Of course, when you’re running a trillion-dollar deficit a cut of $73 billion in discretionary spending (the total figure is pegged at $85 billion) is small potatoes. But in the Bizarro World that is Washington, this is a big, big deal. And the Democrats are in a panic about it – which is why last night there was this crazy business from Sen. Chuck Schumer about how he was going to get Republicans to agree to raise taxes by $500-600 billion so as to offset the sequester.
Boehner has committed to the House conservatives that he’s leaving the sequester alone. That the sequester is going to happen. There is pain in that – part of the sequester includes some pretty ugly cuts to defense, and there are Republican members in whose districts can be found defense contractors who will suffer significantly from those cuts. Postponing the sequester until March 1 was a product of those Republican members panicking and lobbying Boehner not to let it happen, but Scalise and the other fiscal hawks believe they’d prevailed this time.
And third, yesterday’s bill contained language which would limit the administration’s ability to engage in funny business on growing the debt. Rather than extending the debt limit by a dollar amount, which would have been more acrimonious, they’ve suspended it until May 19. The immediate reaction to that is that if the debt limit is suspended, a bad-faith Obama administration would just go to the Fed and borrow enough money not to have to worry about running up against the debt limit again. But Scalise says the bill prevents that. Without going into the details, he says this only enables the Treasury Department to use cash management techniques to keep the wheels turning.
The bill also forced the Senate to produce a budget or else they won’t get paid. Paul Ryan is putting together a House budget which is going to include Medicare reforms and will balance in 10 years – Scalise says it can be done in five years and the RSC has put a plan together which does just that, and maybe some of the RSC’s ideas can make their way into Ryan’s plan to improve it – but the Senate isn’t going to do anything of the kind. What they’ll produce will be pure crap and it will never balance. It will contain all kinds of new taxes, it won’t cut spending…you know the drill.

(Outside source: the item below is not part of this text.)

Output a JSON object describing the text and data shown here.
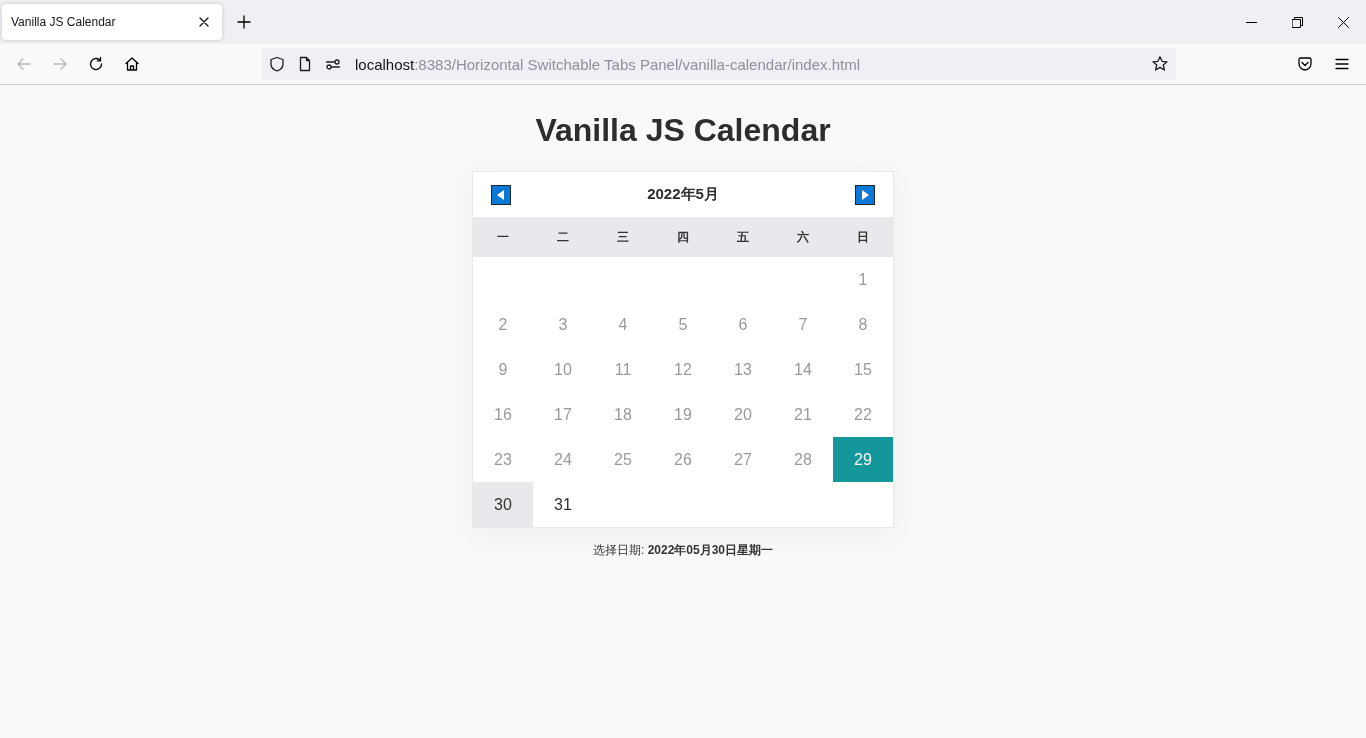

But here’s the thing: it will at least be a budget. The Senate hasn’t had to produce a budget in four years because of the flawed strategy on the House side of allowing budget-by-continuing resolution. And while Ryan was pilloried for the heartless, throw-Grandma-off-the-cliff perception the Left had of his plan, the Democrats got off scot-free without even doing their jobs. Now they actually have to play this game, and when the public sees the crappy work product they put together and pass they’re going to look like clowns. And this is the wrong time for them to have to put out an unmistakably, facially irresponsible budget; when the public agrees by a 4-to-1 margin that Washington spending is out of control, you really don’t want to be the party which can’t produce a budget which ever balances and which doesn’t cut spending at all.
It’s not the most ambitious of programs, but Scalise thinks the reason it works is that Boehner has actually committed to it. And the bulk of the Republicans in the House, led mostly by the conservatives, have bought in as well.
The question is whether Boehner will follow through on his commitment and not go wobbly. If he can keep his nerve, the real pressure will shift to Reid – because he’s going to have to experience the difficulty Boehner has had to wade through in cobbling together a majority on the budget.